The current Greenville Branch Library, opened in 1927, sits on the southwest corner of then-called Hudson Boulevard and Stevens Avenue. The building is two stories high, with a basement and is built of stone and salmon-colored brick. The architecture is an adaptation of the Renaissance style, modified to meet modern requirements, by architect Albert S. Gottleib of New York City. The architect was associated with John A. Gurd, architect of the original Bergen and Pavonia branches. A large Children's Room, general Reading Room, and book stacks are located on the first floor.
The second floor of 1841 J.F. Kennedy Boulevard, composed of two large rooms that were used for exhibition and other purposes, remains in that manner. The Afro-American Historical and Cultural Society Museum, the only museum of its type in the state of New Jersey, has had its collection there since the early 1980s.

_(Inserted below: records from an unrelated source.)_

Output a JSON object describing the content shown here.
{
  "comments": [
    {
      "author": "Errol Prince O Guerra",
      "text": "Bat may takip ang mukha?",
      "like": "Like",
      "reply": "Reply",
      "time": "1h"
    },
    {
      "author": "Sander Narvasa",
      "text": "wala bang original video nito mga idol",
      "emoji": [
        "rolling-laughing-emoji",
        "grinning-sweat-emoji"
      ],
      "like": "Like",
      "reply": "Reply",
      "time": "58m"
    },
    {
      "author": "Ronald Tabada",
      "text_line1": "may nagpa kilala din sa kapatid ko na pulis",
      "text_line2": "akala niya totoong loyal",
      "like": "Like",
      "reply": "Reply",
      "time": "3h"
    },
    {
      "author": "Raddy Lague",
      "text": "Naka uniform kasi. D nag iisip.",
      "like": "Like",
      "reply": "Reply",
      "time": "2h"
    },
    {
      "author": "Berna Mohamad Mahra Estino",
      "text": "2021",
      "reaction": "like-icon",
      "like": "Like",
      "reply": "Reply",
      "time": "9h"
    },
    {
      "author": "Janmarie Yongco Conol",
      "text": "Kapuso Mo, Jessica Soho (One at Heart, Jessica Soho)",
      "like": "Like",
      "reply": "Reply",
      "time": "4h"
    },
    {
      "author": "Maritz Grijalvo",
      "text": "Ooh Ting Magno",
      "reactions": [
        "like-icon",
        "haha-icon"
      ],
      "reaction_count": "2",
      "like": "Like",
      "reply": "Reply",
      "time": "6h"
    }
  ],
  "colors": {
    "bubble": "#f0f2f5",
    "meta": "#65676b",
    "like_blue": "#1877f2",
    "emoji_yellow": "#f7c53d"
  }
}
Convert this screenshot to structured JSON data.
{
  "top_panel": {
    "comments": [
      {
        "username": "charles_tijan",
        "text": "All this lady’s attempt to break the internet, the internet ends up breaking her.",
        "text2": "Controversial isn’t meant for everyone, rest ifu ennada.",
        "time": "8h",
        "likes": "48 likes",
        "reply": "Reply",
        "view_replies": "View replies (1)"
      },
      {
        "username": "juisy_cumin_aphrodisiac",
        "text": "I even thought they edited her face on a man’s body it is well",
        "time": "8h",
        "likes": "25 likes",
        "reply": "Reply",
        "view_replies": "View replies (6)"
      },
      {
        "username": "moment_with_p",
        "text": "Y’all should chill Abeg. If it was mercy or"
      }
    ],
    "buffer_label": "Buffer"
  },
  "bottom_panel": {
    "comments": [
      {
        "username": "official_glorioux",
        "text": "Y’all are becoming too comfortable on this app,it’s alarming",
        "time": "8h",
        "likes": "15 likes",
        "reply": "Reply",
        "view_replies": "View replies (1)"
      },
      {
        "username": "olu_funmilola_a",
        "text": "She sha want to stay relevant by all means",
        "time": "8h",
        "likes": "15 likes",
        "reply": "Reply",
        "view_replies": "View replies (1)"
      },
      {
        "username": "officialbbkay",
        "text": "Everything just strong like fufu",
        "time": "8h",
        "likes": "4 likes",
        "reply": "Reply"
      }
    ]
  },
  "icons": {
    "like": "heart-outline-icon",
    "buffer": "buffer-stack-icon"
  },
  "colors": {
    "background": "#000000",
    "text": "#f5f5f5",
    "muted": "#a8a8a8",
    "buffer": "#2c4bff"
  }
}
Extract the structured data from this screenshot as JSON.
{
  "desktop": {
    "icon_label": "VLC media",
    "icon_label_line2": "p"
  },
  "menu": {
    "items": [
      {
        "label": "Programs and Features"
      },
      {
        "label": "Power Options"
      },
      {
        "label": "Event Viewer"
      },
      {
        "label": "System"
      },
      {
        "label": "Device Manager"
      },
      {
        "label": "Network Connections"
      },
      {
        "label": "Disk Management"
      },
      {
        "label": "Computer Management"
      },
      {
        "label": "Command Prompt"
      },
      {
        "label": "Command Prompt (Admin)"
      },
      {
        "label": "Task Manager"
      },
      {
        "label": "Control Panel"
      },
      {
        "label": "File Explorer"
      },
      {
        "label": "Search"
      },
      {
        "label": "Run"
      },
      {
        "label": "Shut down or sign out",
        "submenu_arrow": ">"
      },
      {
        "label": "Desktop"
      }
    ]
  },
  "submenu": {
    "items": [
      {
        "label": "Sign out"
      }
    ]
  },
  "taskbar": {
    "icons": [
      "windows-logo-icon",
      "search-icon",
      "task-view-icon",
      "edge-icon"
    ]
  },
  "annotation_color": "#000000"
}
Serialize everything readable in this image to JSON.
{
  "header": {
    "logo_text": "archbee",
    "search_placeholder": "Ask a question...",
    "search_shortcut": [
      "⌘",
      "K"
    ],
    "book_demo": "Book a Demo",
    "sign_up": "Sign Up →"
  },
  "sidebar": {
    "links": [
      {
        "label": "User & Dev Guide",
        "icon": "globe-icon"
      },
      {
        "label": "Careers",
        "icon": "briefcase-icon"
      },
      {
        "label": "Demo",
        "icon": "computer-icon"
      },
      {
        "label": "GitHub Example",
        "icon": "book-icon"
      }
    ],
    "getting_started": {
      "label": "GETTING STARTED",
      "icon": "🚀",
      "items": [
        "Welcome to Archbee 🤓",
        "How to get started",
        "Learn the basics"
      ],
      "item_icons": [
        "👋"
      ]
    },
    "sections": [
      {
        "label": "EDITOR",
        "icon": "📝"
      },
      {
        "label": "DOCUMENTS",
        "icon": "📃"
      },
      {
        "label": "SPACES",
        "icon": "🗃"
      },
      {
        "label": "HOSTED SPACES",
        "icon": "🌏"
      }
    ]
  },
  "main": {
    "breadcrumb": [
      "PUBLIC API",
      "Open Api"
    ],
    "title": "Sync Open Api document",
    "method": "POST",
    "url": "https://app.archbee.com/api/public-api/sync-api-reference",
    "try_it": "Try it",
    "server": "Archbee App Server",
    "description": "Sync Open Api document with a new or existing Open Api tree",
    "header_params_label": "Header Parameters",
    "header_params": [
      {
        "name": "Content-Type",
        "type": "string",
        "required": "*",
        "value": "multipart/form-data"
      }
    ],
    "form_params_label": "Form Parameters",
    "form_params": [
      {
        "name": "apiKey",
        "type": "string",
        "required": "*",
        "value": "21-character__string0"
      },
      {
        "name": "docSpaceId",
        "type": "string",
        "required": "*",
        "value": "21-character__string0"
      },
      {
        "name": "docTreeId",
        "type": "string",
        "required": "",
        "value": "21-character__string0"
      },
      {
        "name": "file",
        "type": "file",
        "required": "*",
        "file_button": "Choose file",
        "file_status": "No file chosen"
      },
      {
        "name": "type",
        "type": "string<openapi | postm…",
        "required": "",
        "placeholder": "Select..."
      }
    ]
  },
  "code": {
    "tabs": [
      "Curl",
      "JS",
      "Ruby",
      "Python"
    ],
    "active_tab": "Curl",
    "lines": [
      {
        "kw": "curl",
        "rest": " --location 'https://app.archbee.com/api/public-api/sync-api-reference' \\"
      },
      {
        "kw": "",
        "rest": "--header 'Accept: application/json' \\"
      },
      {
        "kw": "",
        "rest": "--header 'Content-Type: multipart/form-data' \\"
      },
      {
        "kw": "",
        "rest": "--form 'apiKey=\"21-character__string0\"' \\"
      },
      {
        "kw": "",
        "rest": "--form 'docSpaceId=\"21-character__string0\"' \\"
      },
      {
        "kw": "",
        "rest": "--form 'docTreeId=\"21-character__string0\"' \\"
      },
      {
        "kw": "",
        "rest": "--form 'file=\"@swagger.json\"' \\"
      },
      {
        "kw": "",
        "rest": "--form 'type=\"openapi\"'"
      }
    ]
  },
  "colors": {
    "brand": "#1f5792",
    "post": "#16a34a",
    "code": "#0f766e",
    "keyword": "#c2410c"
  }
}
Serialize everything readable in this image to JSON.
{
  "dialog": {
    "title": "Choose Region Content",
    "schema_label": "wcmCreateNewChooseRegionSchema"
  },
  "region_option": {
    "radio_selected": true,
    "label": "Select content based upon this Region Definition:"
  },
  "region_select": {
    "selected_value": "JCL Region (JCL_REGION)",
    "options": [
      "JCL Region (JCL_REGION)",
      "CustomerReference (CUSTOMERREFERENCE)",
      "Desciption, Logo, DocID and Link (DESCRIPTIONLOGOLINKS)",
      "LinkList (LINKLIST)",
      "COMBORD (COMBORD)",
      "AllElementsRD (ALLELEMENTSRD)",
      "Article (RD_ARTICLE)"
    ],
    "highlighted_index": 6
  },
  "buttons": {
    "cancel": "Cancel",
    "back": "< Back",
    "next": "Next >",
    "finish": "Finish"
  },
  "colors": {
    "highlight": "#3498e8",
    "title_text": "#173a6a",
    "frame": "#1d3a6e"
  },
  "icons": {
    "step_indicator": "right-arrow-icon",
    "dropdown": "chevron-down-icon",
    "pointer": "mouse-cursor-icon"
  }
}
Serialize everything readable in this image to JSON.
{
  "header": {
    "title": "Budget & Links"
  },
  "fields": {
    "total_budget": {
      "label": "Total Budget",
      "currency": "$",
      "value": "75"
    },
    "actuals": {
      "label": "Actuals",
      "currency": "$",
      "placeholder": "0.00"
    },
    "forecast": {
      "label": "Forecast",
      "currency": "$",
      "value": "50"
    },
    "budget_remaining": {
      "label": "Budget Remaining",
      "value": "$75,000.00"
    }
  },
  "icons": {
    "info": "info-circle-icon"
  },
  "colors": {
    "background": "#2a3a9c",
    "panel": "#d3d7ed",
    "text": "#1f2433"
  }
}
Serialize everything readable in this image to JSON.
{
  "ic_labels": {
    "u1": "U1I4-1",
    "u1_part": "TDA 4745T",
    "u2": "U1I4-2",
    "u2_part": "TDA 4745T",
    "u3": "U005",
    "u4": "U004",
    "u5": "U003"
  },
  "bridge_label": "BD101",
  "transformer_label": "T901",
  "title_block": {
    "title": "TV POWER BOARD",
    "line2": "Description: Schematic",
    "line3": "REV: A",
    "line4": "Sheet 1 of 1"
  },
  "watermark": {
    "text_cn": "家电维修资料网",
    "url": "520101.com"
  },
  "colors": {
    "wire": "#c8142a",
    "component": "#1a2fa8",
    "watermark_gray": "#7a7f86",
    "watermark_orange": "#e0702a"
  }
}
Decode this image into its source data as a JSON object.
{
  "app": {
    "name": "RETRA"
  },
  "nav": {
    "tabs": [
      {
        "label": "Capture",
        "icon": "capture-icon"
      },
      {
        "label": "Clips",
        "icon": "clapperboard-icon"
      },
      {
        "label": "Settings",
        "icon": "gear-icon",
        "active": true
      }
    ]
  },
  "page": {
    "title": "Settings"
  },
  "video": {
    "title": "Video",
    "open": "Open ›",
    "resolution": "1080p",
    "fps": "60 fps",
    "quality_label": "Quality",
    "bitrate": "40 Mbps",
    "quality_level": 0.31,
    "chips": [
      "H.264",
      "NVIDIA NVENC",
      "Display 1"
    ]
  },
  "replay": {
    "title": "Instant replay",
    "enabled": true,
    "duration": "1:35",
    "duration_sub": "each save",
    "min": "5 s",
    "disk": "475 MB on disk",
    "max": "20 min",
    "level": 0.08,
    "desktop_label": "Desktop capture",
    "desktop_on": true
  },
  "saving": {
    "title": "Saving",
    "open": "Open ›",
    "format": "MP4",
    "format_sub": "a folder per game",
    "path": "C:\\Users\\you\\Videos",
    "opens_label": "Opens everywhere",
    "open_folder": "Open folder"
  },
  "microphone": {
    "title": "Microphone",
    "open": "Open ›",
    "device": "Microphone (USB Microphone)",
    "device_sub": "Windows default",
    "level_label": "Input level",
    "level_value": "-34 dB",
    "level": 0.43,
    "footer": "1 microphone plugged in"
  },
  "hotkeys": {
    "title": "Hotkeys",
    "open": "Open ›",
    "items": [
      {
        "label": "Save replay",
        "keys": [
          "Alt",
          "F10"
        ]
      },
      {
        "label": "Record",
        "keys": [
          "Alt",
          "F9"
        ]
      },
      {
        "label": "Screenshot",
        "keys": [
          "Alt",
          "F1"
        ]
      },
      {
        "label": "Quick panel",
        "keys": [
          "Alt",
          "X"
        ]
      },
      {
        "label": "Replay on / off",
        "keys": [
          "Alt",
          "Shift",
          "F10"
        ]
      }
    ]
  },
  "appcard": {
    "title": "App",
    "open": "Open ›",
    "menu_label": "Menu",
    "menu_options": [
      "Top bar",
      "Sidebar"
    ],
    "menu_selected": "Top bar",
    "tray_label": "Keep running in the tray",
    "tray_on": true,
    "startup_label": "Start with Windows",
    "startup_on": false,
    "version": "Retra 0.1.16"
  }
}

The Greenville Branch originally opened in February 1917 in rented rooms at 169-171 Danforth Avenue. Its success was immediate, and its use increased rapidly. The Library Trustees researched a suitable location, and in 1924, acquired the property of the current site. Plans for construction started immediately thereafter. The cornerstone was laid in July 1925, with building completion in October 1926.
The formal dedication ceremony of the newly built Greenville Branch Library occurred on January 13, 1927 amidst the flourish and fanfare befitting the era of The Roaring 20s. A commemorative booklet, complete with photographs and an Art Deco cover design, described the attributes of the new Greenville Branch in vivid detail. "The number of books circulated for home us last year was 164,991 and in addition 17,830 volumes were used in the building. The number of persons using the reading and reference rooms in 1926 was 64,869."
According to an article in the January 13, 1927 issue of The Jersey Journal, New Jersey Governor Harry A. Moore, a Jersey City native, was expected to address the audience, as well as Jersey City Mayor Frank Hague. Other dignitaries who spoke were Jersey City Superintendent of Schools Dr. James A. Nugent, "Miss" Sarah Askew of the New Jersey State Library Commission, and former Judge William H. Speer of the Board of Library Trustees.